→ **TASK BRIEF**
If a line in the entries below includes "value", show that line.

(Records from a collection)

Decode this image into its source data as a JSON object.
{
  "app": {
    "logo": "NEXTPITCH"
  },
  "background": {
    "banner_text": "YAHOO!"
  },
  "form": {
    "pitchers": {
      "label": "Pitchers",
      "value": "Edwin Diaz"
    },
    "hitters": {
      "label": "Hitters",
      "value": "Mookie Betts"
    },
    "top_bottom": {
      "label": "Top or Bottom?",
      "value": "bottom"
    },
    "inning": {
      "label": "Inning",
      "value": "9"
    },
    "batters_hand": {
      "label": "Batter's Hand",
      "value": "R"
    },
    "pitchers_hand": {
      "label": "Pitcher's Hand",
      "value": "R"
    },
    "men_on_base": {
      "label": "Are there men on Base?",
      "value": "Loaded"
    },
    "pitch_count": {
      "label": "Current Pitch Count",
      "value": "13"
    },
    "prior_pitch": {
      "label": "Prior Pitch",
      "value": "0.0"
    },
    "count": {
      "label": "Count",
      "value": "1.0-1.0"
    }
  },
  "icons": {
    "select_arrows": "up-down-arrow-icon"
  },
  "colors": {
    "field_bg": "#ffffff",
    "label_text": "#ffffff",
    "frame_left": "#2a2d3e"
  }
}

→ **REPLY**
      "value": "Edwin Diaz"
      "value": "Mookie Betts"
      "value": "bottom"
      "value": "9"
      "value": "R"
      "value": "R"
      "value": "Loaded"
      "value": "13"
      "value": "0.0"
      "value": "1.0-1.0"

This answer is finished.